We've mentioned many of the organisational features on the device – such as the ability to see multiple schedule items from several services (such as Yahoo and Google Cal) in one combined schedule.
You can also split out services to see their own schedule. Syncing calendars took some time – about three minutes for a loaded Google Calendar over a 3G connection – but that time was not surprising since Palm is upfront about the time it takes to download this data, parse it into Synergy and display the information.
Overall, the PIM functions on the Pixi match the capabilities of the Pre in every way and the device is even more suited to the hectic lifestyle of the business professional in that it is lighter and more portable than the Pre, so it can easily become part of your daily routine.
We also like the schedule alerts which pop up on the screen.
Holy smokes – we found one troubling problem with the Palm Pixi when we tried to connect it to a PC for the first time.
The USB cover, located on the right side of the device, is so hard to use that it is almost comical.

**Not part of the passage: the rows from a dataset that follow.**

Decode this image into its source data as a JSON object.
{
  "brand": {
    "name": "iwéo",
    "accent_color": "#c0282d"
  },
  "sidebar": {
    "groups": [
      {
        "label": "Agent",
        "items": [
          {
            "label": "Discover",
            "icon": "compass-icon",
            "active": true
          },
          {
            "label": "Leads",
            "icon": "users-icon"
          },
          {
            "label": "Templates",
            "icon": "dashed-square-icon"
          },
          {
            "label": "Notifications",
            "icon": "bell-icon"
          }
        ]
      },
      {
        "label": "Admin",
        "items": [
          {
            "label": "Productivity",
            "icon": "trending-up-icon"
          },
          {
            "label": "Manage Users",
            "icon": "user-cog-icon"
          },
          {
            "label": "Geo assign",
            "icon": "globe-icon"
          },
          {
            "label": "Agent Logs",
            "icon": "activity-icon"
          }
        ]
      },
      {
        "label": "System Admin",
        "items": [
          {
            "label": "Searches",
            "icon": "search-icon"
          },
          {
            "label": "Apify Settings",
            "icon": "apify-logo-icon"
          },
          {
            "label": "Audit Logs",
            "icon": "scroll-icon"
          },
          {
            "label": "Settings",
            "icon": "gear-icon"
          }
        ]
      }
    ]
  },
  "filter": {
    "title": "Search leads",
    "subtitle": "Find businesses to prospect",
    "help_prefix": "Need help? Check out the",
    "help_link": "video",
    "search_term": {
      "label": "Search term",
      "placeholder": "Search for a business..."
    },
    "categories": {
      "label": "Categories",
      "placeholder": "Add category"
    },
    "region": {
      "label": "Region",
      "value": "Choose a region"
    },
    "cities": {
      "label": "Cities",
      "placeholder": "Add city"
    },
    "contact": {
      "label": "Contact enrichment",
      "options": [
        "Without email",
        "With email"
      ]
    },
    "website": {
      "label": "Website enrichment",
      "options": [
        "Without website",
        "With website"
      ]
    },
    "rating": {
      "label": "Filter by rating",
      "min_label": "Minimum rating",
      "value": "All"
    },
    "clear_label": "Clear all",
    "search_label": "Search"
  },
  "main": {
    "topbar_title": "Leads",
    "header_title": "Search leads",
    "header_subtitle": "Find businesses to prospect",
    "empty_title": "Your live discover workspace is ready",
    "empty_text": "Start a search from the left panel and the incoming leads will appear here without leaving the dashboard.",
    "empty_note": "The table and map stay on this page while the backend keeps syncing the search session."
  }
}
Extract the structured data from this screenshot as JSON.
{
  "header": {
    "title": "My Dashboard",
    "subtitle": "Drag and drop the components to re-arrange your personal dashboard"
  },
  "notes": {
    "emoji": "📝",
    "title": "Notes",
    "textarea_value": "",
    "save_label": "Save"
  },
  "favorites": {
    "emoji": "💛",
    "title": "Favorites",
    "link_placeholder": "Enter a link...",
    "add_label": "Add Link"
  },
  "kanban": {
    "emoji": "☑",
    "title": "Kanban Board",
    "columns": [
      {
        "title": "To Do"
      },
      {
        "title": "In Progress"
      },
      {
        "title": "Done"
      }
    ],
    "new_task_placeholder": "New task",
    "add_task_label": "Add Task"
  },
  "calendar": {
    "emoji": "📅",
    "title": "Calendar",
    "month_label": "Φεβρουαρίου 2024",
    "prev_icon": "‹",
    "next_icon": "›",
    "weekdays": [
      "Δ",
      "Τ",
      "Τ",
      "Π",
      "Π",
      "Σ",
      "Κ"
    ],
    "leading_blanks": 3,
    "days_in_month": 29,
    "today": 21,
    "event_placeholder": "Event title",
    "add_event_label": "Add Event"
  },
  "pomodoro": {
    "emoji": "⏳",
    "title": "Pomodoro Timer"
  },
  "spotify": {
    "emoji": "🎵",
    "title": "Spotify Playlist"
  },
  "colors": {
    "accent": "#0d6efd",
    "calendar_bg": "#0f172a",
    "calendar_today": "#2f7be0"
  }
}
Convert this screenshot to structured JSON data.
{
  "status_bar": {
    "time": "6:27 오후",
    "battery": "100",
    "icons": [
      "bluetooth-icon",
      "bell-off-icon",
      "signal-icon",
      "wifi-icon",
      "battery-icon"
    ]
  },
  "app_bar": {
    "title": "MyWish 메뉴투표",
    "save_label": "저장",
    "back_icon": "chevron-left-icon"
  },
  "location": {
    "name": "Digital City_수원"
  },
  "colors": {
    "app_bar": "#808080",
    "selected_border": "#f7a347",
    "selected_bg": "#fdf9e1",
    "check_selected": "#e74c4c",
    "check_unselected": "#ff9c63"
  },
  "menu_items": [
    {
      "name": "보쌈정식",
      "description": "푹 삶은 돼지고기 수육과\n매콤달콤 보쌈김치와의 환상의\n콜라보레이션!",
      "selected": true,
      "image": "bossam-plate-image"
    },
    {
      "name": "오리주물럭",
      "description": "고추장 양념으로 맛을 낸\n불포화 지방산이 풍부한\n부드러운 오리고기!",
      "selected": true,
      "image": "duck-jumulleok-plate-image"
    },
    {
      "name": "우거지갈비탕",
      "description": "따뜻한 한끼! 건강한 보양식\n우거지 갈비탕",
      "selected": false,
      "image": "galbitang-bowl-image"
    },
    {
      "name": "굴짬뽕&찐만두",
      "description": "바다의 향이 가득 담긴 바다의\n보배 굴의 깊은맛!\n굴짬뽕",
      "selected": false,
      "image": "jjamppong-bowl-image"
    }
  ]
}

As you are holding the USB cable, you have to hold the cover back in order to insert the cable. The cover is so hard to grasp, that you might have to try several times just to insert the cable. Or, frankly, you might just decide just to rip off the cover.
Once connected, you can charge the device, use it for media syncing or enable the device as a USB drive. We tested the Pixi with both a Sony laptop and a MacBook and both platforms worked well for all three activities (as long as we used an older version of iTunes 8).
Another small gripe: the Palm Pixi does provide a GPS chip, so you can use the device with the included navigation app (in the US, it is from Sprint) to get directions from one place to another. However, Google maps does not offer navigation like it does on Android handsets, and the major GPS vendors - including Navigon and TomTom - have chosen to ignore the Palm webOS so far.
Palm Pixi: Verdict
The Palm Pixi would appear to fall into a black hole: it can't match the power of the iPhone, the keyboard of the BlackBerry, or the app selection of just about any major smartphone (including the many Android models).
It is not the fastest or smartest phone; it has a fairly slow browser and does not play Hollywood movies like the iPhone can; it also lacks Wi-Fi. So, is it doomed for failure? Not quite.
The device costs less than just about any of the smartphones we've mentioned in this review. It is the lightest and most portable of the major smartphones on the market, and we can't fan the flame of the webOS enough: it just shows how this "social integration" should work and even outshines a desktop browser in terms of combining message streams and calendar items in a way that just makes the device a joy to use.
Yes, the Palm Pixi is an impressive device that is thin and portable and app-friendly.
The spec we liked most on the Pixi is the weight: at a hair under 100 grams, it is light and thin enough to slip into a pocket.
The device supports all of the apps you can download from the Palm App Catalogue that work on the Pre. The Synergy technology that combines email streams from multiple services, adds contacts, and combines schedules now works with Yahoo in addition to Google, LinkedIn and Facebook.
The Pixi never really ran fast enough for the next-generation of powerful apps, and stalled on high-def movies
This model lacks Wi-Fi, which means – if you are in an office building and have nowhere near adequate 3G, you won't be grabbing your email at high speeds.
The camera is not only low-res at 2 megapixels, but lacks extra features for zooming or setting white balance (common features on Nokia smartphones).